  19. Marcus Gunn jaw winking with trigemino-oculomotor synkinesis of the inferior division of the oculomotor nerve.

    PubMed

    Kassem, Iris S; Kodsi, Sylvia R

    2009-06-01

    Synkinetic aberrant innervation syndromes can involve abnormal movements of multiple extraocular and eyelid muscles. The authors describe a case of eyelid elevation associated with simultaneous adduction and depression of the eye upon chewing, sucking on a bottle, or wide opening of the mouth since birth. This represents a unique case of congenital Marcus Gunn jaw winking with trigemino-oculomotor synkinesis involving the inferior branch of the oculomotor nerve. The most likely explanation for these abnormal movements is prenatal aberrant innervation of eyelid and extraocular muscles. PMID:19541277

  20. Mandibular corpus strain in primates: further evidence for a functional link between symphyseal fusion and jaw-adductor muscle force.

    PubMed

    Hylander, W L; Ravosa, M J; Ross, C F; Johnson, K R

    1998-11-01

    Previous work indicates that compared to adult thick-tailed galagos, adult long-tailed macaques have much more bone strain on the balancing-side mandibular corpus during unilateral isometric molar biting (Hylander [1979a] J. Morphol. 159:253-296). Recently we have confirmed in these same two species the presence of similar differences in bone-strain patterns during forceful mastication. Moreover, we have also recorded mandibular bone strain patterns in adult owl monkeys, which are slightly smaller than the galago subjects. The owl monkey data indicate the presence of a strain pattern very similar to that recorded for macaques, and quite unlike that recorded for galagos. We interpret these bone-strain pattern differences to be importantly related to differences in balancing-side jaw-adductor muscle force recruitment patterns. That is, compared to galagos, macaques and owl monkeys recruit relatively more balancing-side jaw-adductor muscle force during forceful mastication.

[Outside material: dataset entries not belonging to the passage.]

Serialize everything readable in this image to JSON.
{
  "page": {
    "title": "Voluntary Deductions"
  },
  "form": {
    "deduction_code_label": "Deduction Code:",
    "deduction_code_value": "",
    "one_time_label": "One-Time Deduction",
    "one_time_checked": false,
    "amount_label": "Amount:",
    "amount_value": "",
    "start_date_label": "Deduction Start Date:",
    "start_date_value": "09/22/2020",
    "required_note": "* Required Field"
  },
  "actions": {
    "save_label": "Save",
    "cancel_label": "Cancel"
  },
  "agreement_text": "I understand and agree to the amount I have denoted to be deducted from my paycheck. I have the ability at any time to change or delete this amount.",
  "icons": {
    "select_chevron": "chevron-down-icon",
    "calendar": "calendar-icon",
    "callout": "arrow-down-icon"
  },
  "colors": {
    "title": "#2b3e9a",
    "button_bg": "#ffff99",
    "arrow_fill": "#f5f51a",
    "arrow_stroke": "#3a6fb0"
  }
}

Unlike an earlier study (Hylander [1979b] J. Morphol. 160:223-240), we are unable to estimate the actual amount of working-side muscle force relative to balancing-side muscle force (i.e., the W/B muscle force ratio) in these species because we have no reliable estimate of magnitude, direction, and precise location of the bite force during mastication. A comparison of the mastication data with the earlier data recorded during isometric molar biting, however, supports the hypothesis that the two anthropoids have a small W/B jaw-adductor muscle force ratio in comparison to thick-tailed galagos. These data also support the hypothesis that increased recruitment of balancing-side jaw-adductor muscle force in anthropoids is functionally linked to the evolution of symphyseal fusion or strengthening. Moreover, these data refute the hypothesis that the recruitment pattern differences between macaques and thick-tailed galagos are due to allometric factors. Finally, although the evolution of symphyseal fusion